THE SPORTS DOCTOR- Financial panic: Groh delivers when $ on the line

Groh must know... he needs eight wins.

This past week I've been interrogated about sports: now that the Cubs are out of it, who are my picks for the World Series? 

Should Texas be ranked number one? 

Are the Redskins as good as they look? 

The questions are coming thick and fast, but sooner or later everyone gets around to the same conundrum: What's the story with UVA football?

It's a sad state of affairs when two consecutive wins constitute a miracle, but Virginia's recent victories have people scratching their heads. While just a few short weeks ago, Al Groh was preparing his carriage for a midnight escape from Charlottesville, now the Cavaliers seem to have turned the tide. What on earth is going on at UVA?

Many thought that with Duke's near shutout, the writing was finally and undeniably on the wall. After years of masquerading as a football coach, Groh's mask had hit the ground with a resounding thud, and there was no Chris Long to hide behind. 

 With the worst offense in Division I football and a whipping by a team with a 25-game ACC losing streak, Groh dusted off his résumé. In college football, no matter how dubious one's record, a coach can always find another job. At least that was the story a month ago.

After poring over game logs and scores of statistics, I can find only one reason for UVA's sudden success: the economy. Suddenly, the football job market isn't as secure as it used to be, and a new position may not be on the horizon. Groh's résumé went back in the drawer.

Groh's job at UVA is pretty cushy. His yearly compensation totals about $1.87 million, with around $240,000 in base salary. To guarantee his job, Groh was supposed to provide the University with eight wins a season. After a 5-7 season in 2006, UVA Athletic Director Craig Littlepage publicly chastened Groh.

"The expectations for our program are higher than a 5-7 season," Littlepage stated that December. "I believe Coach Groh and his staff have positioned the team for success on the field in 2007 and beyond."

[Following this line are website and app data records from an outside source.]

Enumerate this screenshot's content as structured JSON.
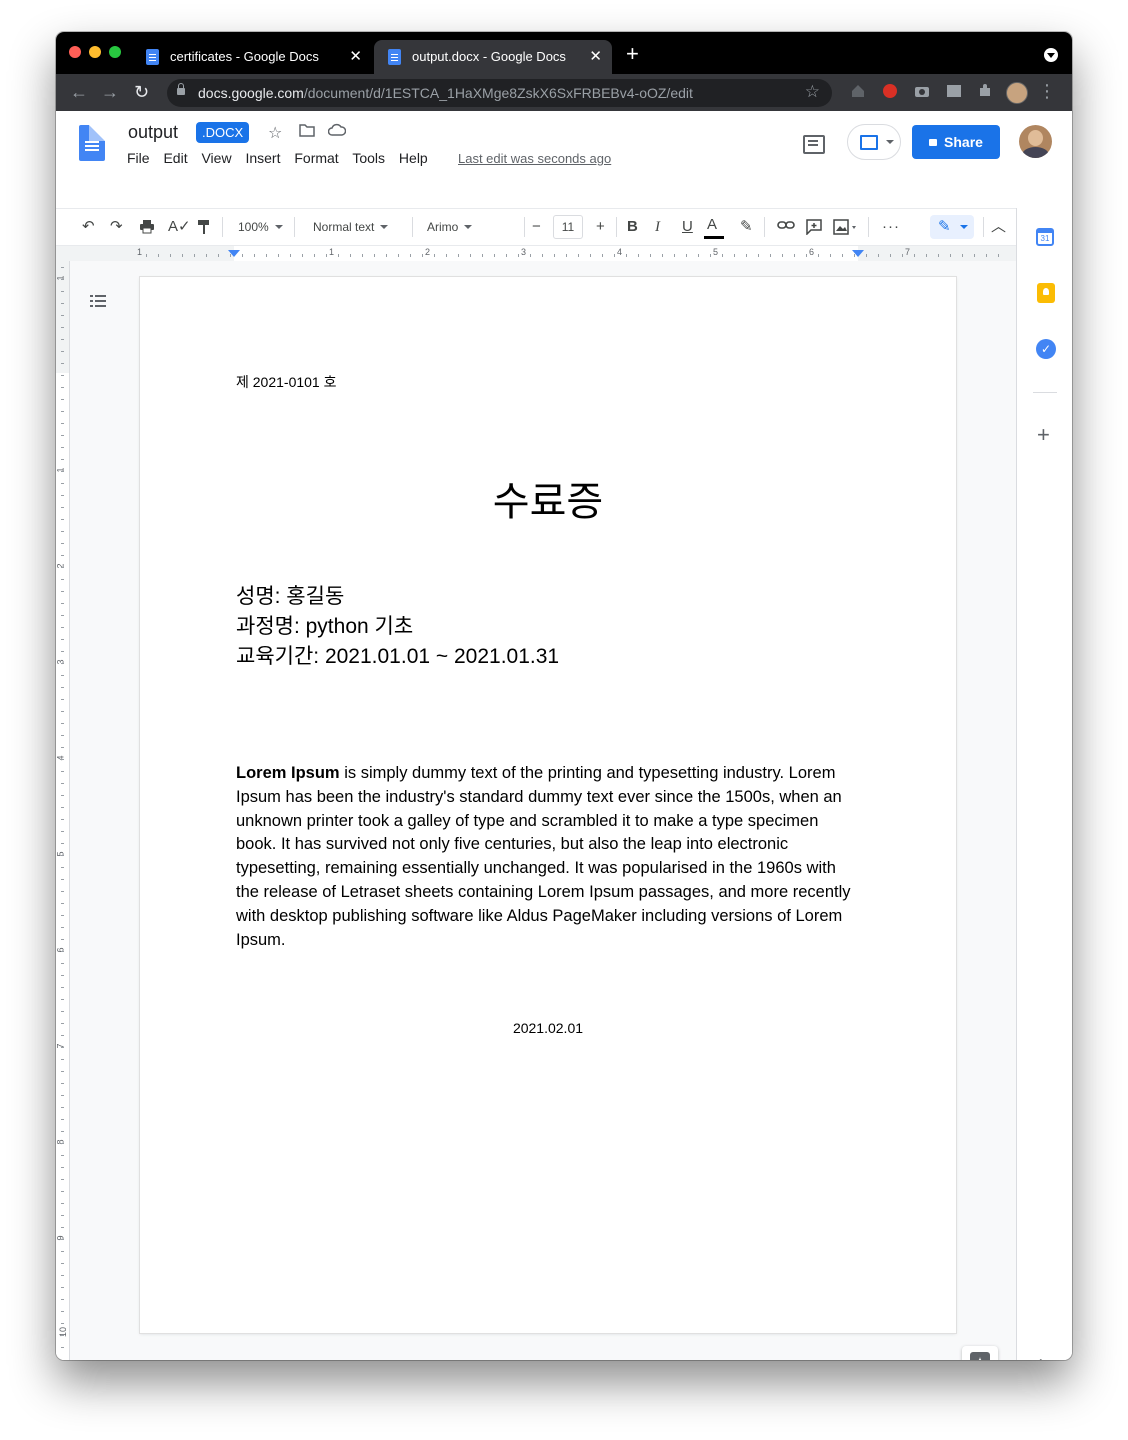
{
  "browser": {
    "tabs": [
      {
        "title": "certificates - Google Docs",
        "active": false
      },
      {
        "title": "output.docx - Google Docs",
        "active": true
      }
    ],
    "url_host": "docs.google.com",
    "url_path": "/document/d/1ESTCA_1HaXMge8ZskX6SxFRBEBv4-oOZ/edit"
  },
  "docs": {
    "title": "output",
    "badge": ".DOCX",
    "menu": [
      "File",
      "Edit",
      "View",
      "Insert",
      "Format",
      "Tools",
      "Help"
    ],
    "last_edit": "Last edit was seconds ago",
    "share_label": "Share"
  },
  "toolbar": {
    "zoom": "100%",
    "style": "Normal text",
    "font": "Arimo",
    "font_size": "11"
  },
  "ruler": {
    "h_labels": [
      "1",
      "1",
      "2",
      "3",
      "4",
      "5",
      "6",
      "7"
    ],
    "v_labels": [
      "1",
      "1",
      "2",
      "3",
      "4",
      "5",
      "6",
      "7",
      "8",
      "9",
      "10"
    ]
  },
  "document": {
    "doc_number": "제 2021-0101 호",
    "title": "수료증",
    "name_line": "성명: 홍길동",
    "course_line": "과정명: python 기초",
    "period_line": "교육기간: 2021.01.01 ~ 2021.01.31",
    "body_bold": "Lorem Ipsum",
    "body_rest": " is simply dummy text of the printing and typesetting industry. Lorem Ipsum has been the industry's standard dummy text ever since the 1500s, when an unknown printer took a galley of type and scrambled it to make a type specimen book. It has survived not only five centuries, but also the leap into electronic typesetting, remaining essentially unchanged. It was popularised in the 1960s with the release of Letraset sheets containing Lorem Ipsum passages, and more recently with desktop publishing software like Aldus PageMaker including versions of Lorem Ipsum.",
    "date": "2021.02.01"
  },
  "side_panel": {
    "calendar_day": "31"
  },
  "colors": {
    "accent": "#1a73e8",
    "docs_blue": "#4285f4",
    "keep_yellow": "#fbbc04"
  }
}
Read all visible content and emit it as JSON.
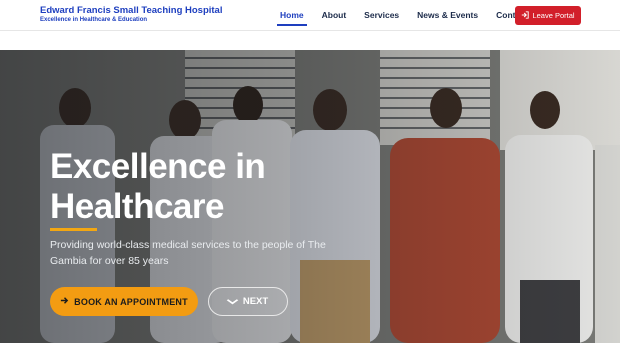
{
  "brand": {
    "name": "Edward Francis Small Teaching Hospital",
    "tagline": "Excellence in Healthcare & Education"
  },
  "nav": {
    "items": [
      {
        "label": "Home",
        "active": true
      },
      {
        "label": "About",
        "active": false
      },
      {
        "label": "Services",
        "active": false
      },
      {
        "label": "News & Events",
        "active": false
      },
      {
        "label": "Contact",
        "active": false
      }
    ],
    "leave_portal_label": "Leave Portal",
    "leave_portal_icon": "sign-out-icon"
  },
  "hero": {
    "title": "Excellence in Healthcare",
    "subtitle": "Providing world-class medical services to the people of The Gambia for over 85 years",
    "appointment_label": "BOOK AN APPOINTMENT",
    "appointment_icon": "arrow-right-icon",
    "next_label": "NEXT",
    "next_icon": "chevron-down-icon",
    "background_photo": "group-photo"
  },
  "colors": {
    "brand_blue": "#1e3fbf",
    "leave_red": "#d21f2a",
    "accent_orange": "#f39c12",
    "rule_yellow": "#f3a712"
  }
}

Littlepage's thinly veiled warning didn't fall on deaf ears. Sports Illustrated's "Worst Coach in America" had to produce in 2007 or be out on his keister with little or no ceremony. 

The rest, as they say, is history. Somehow, the previously incompetent Groh managed to win nine games in 2007 and go from "Worst Coach in America" to "ACC Coach of the Year"– quite a turnaround.

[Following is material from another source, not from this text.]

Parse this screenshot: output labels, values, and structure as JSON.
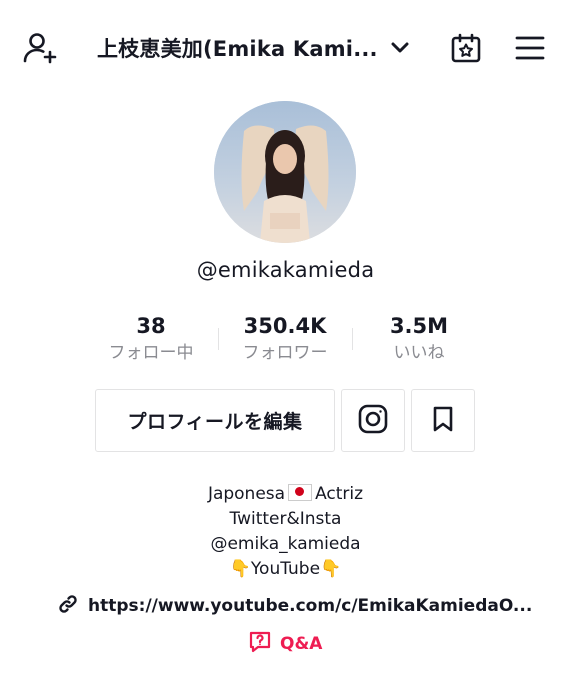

But perhaps more telling is the contract extension and bonus UVA immediately coughed up. To heck with prestige; when money's at stake, Al Groh can deliver.

So here we are, back in 2008, with Groh's Cavaliers off to a pitiful start of 1-3. As there are only 12 games in the regular season, losing three of the first four games meant that UVA had to win 7 of the 8 remaining for Groh to make his quota, a tall order when four of the team's starters are freshman and the big games had yet to be played. 

When UVA licked Maryland in the fifth game, the college football world was caught with its pants down. Yes, the Terps had suffered an embarrassing loss to Middle Tennessee State, but the team had gone on to defeat California and Clemson. UVA should have crumbled, but instead they didn't even allow the Terps to score, winning 31-0.

A freak occurrence, surely.

Virginia's subsequent win over Virginia Tech-embarrasser ECU showed that something had changed. UVA was running and faking all over the place. To a Cavalier newcomer, it looked like the team was playing good football, but to a veteran fan, Groh's desperation was obvious.

UVA's two consecutive wins prove one thing: when Al Groh feels secure in his career, he doesn't coach worth beans, but when his 401K is at stake, he can beat the best. This year, with our economy in the tank and the University's endowment's dropping in value, UVA football may at last prove to be a contender. 


1 comment

Right on!! In the pros Groh worked with older boys and men and could use threat of financial loss as an incentive to play better. Ain't so in college. A player might stay on the bench, but he will still keep his scholarship.